“This will be my first time going to Trans Pride Brighton and I am very much looking forward to it!  I began my full-time transition about two years ago now and have slowly been engaging more with the community.  For a long time my need to transition was a very personal decision and process I embarked upon with the help and support from some close friends.  As I found my feet in my career, with the family that accepted me and my friends I gained the confidence to step out into the world and carve myself the right niche for me.  As we have all found, it is not an easy undertaking.  There are many barriers to us living our lives as the people we truly are.  However, there are many people out there working toward true equality for us all in many different areas.  I am helping in the ways that I can and Trans Pride I believe will let me meet many of the others seeking to achieve the same thing.  I have had many interactions with people through social media and I am very excited to finally meet you all in person!”

Rachel Evans (@rvedotrc)

Rachel Evans, on a sunny day, sitting in the shade under a tree

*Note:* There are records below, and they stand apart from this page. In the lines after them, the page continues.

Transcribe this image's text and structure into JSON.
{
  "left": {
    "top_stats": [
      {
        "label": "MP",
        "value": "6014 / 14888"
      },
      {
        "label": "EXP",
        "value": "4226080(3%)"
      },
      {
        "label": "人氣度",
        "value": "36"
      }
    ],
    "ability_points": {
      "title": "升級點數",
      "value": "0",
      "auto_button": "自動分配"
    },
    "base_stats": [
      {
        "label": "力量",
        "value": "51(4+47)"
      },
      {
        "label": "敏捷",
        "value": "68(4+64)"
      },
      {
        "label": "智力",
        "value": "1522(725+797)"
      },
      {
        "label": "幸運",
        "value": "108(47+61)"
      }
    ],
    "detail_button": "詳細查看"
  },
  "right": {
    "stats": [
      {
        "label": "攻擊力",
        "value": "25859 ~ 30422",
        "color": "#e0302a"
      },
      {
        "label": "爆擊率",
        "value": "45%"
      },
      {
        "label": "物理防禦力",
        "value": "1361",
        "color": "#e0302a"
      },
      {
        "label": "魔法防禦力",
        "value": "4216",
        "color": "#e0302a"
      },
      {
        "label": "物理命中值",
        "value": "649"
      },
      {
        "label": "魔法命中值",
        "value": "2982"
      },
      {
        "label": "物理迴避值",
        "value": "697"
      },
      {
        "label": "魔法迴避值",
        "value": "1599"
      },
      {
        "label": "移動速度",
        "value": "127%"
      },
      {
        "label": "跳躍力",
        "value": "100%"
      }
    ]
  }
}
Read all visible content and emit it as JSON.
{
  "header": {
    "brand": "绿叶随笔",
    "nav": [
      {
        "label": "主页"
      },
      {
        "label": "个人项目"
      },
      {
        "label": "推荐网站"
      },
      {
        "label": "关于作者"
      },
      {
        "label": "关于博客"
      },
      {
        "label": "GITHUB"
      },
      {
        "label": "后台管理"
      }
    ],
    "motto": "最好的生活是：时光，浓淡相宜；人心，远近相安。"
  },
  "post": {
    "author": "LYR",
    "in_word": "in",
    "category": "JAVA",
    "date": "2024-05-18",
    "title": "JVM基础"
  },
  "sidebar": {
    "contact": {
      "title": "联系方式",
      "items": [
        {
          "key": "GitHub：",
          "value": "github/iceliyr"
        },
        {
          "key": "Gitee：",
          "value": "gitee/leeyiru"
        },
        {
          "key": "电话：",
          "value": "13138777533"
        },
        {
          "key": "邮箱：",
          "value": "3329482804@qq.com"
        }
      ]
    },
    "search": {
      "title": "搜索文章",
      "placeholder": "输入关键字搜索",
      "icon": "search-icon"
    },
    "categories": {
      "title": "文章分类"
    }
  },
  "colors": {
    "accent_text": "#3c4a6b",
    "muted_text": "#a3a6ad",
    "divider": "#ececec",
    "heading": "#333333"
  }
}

“When I went to Trans Pride Brighton last year, for the first time, I was nervous – I’d only ever been to one ‘Pride’ event of any kind before (Dyke March London, the previous Summer), and the number of trans people I knew was probably still countable on a single hand. I knew that Natalie, Lisa Severn and Jayne were going, and so I told them that I’d be sticking to them like glue.

Well: I need not have worried. The atmosphere both at the Marly and the afternoon event in the park was supremely welcoming, inclusive and comfortable to be around, and I made many new friends that day. The weather was kind to us, and I felt so lucky to be around so many amazing people, seeing the diversity of what it means to be trans or gender non-conforming, and to feel completely accepted for being myself. As the sign on the door of the pub’s loos says, it’s for “all genders”, and coupled with the community non-commercial spirit of the event – and its small scale, compared to the main “Pride” events of the larger cities – this all made me feel right at home.

Last year when I had to leave on the Sunday, it felt all too soon, to have to leave this wonderful group of people. So I’ll be staying for longer this year!”

Lisa Severn (@lisasevern)

Sarah Savage and me, at Trans Pride 2013

“This will be my 4th Trans Pride Brighton, in fact I chose the very first one back in 2013 to be my first day full time, three months before starting hormones. As such, the event has very special significance for me and over the years, I’ve met so many friends old and new. I’ve met my heroes and role models, and revelled in a place and a time where, for once, everybody just ‘got’ me and I wasn’t in the minority.

Me at Trans Pride 2015

I love going back each year and seeing the wonderful diversity of trans people, be they young or old, standing proud in an event thats just for us, not another minority part of a big LGB pride.  I’ve seen my own appearance change too with each TPB as you can judge from the two photos here, taken in 2013 with Sarah Savage, and in 2015 outside the Marly.  If going full time is one of a binary trans persons birthdays, then TPB is my (shared) party!

The organisers do a fantastic job each year and it just keeps getting bigger and better every time.  I hope to see you there this year and if not, the next!”